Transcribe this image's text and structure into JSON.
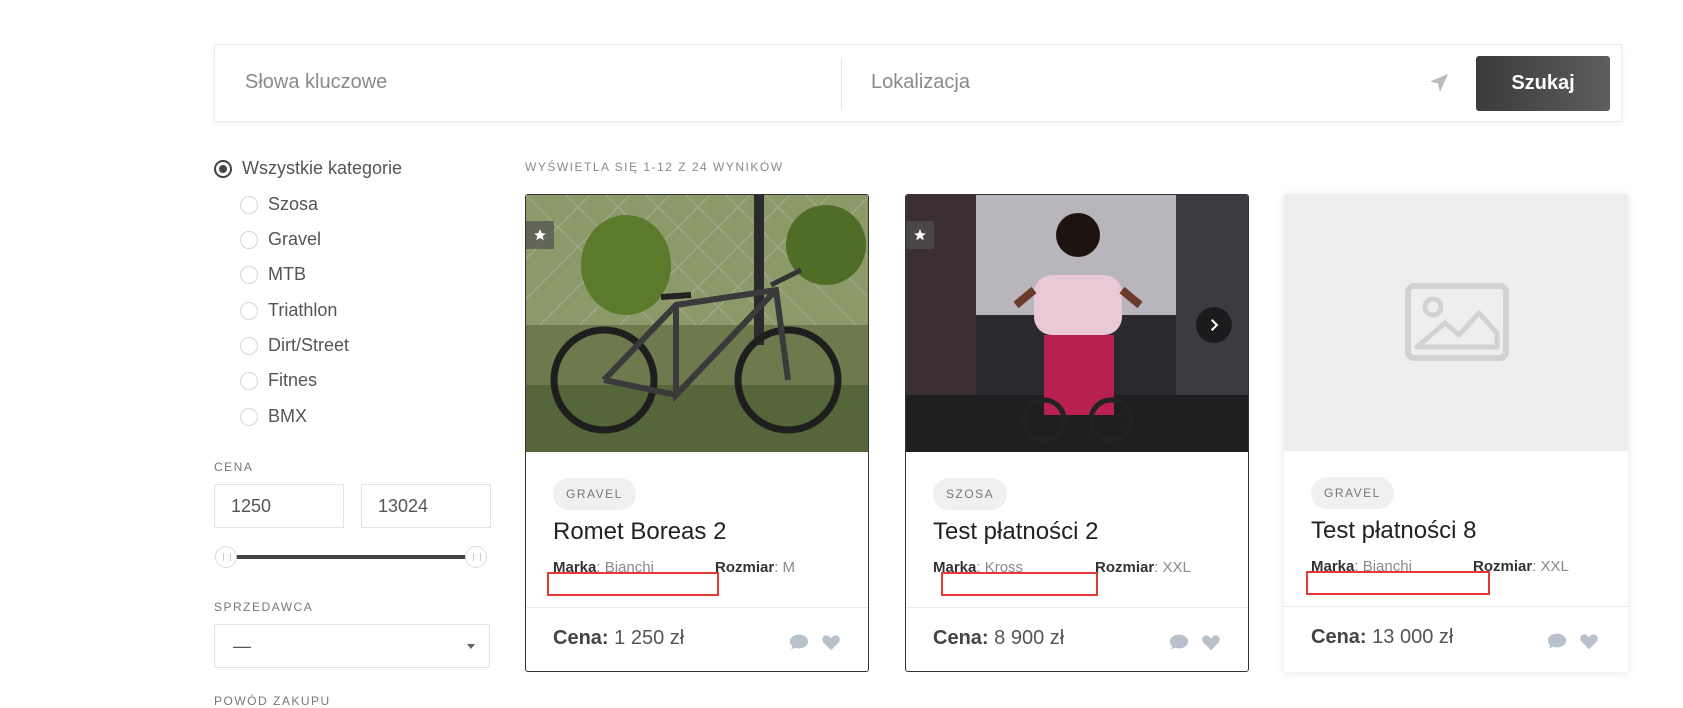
{
  "search": {
    "keywords_placeholder": "Słowa kluczowe",
    "location_placeholder": "Lokalizacja",
    "button": "Szukaj"
  },
  "sidebar": {
    "categories": [
      {
        "label": "Wszystkie kategorie",
        "checked": true
      },
      {
        "label": "Szosa",
        "checked": false
      },
      {
        "label": "Gravel",
        "checked": false
      },
      {
        "label": "MTB",
        "checked": false
      },
      {
        "label": "Triathlon",
        "checked": false
      },
      {
        "label": "Dirt/Street",
        "checked": false
      },
      {
        "label": "Fitnes",
        "checked": false
      },
      {
        "label": "BMX",
        "checked": false
      }
    ],
    "price": {
      "label": "CENA",
      "min": "1250",
      "max": "13024"
    },
    "seller": {
      "label": "SPRZEDAWCA",
      "value": "—"
    },
    "next_label": "POWÓD ZAKUPU"
  },
  "results": {
    "info": "WYŚWIETLA SIĘ 1-12 Z 24 WYNIKÓW",
    "cards": [
      {
        "category": "GRAVEL",
        "title": "Romet Boreas 2",
        "brand_label": "Marka",
        "brand": "Bianchi",
        "size_label": "Rozmiar",
        "size": "M",
        "price_label": "Cena:",
        "price": "1 250 zł"
      },
      {
        "category": "SZOSA",
        "title": "Test płatności 2",
        "brand_label": "Marka",
        "brand": "Kross",
        "size_label": "Rozmiar",
        "size": "XXL",
        "price_label": "Cena:",
        "price": "8 900 zł"
      },
      {
        "category": "GRAVEL",
        "title": "Test płatności 8",
        "brand_label": "Marka",
        "brand": "Bianchi",
        "size_label": "Rozmiar",
        "size": "XXL",
        "price_label": "Cena:",
        "price": "13 000 zł"
      }
    ]
  },
  "colors": {
    "accent_dark": "#444444",
    "highlight_red": "#e53935"
  }
}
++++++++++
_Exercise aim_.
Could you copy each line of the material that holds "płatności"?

_Response to this exercise_.
        "title": "Test płatności 2",
        "title": "Test płatności 8",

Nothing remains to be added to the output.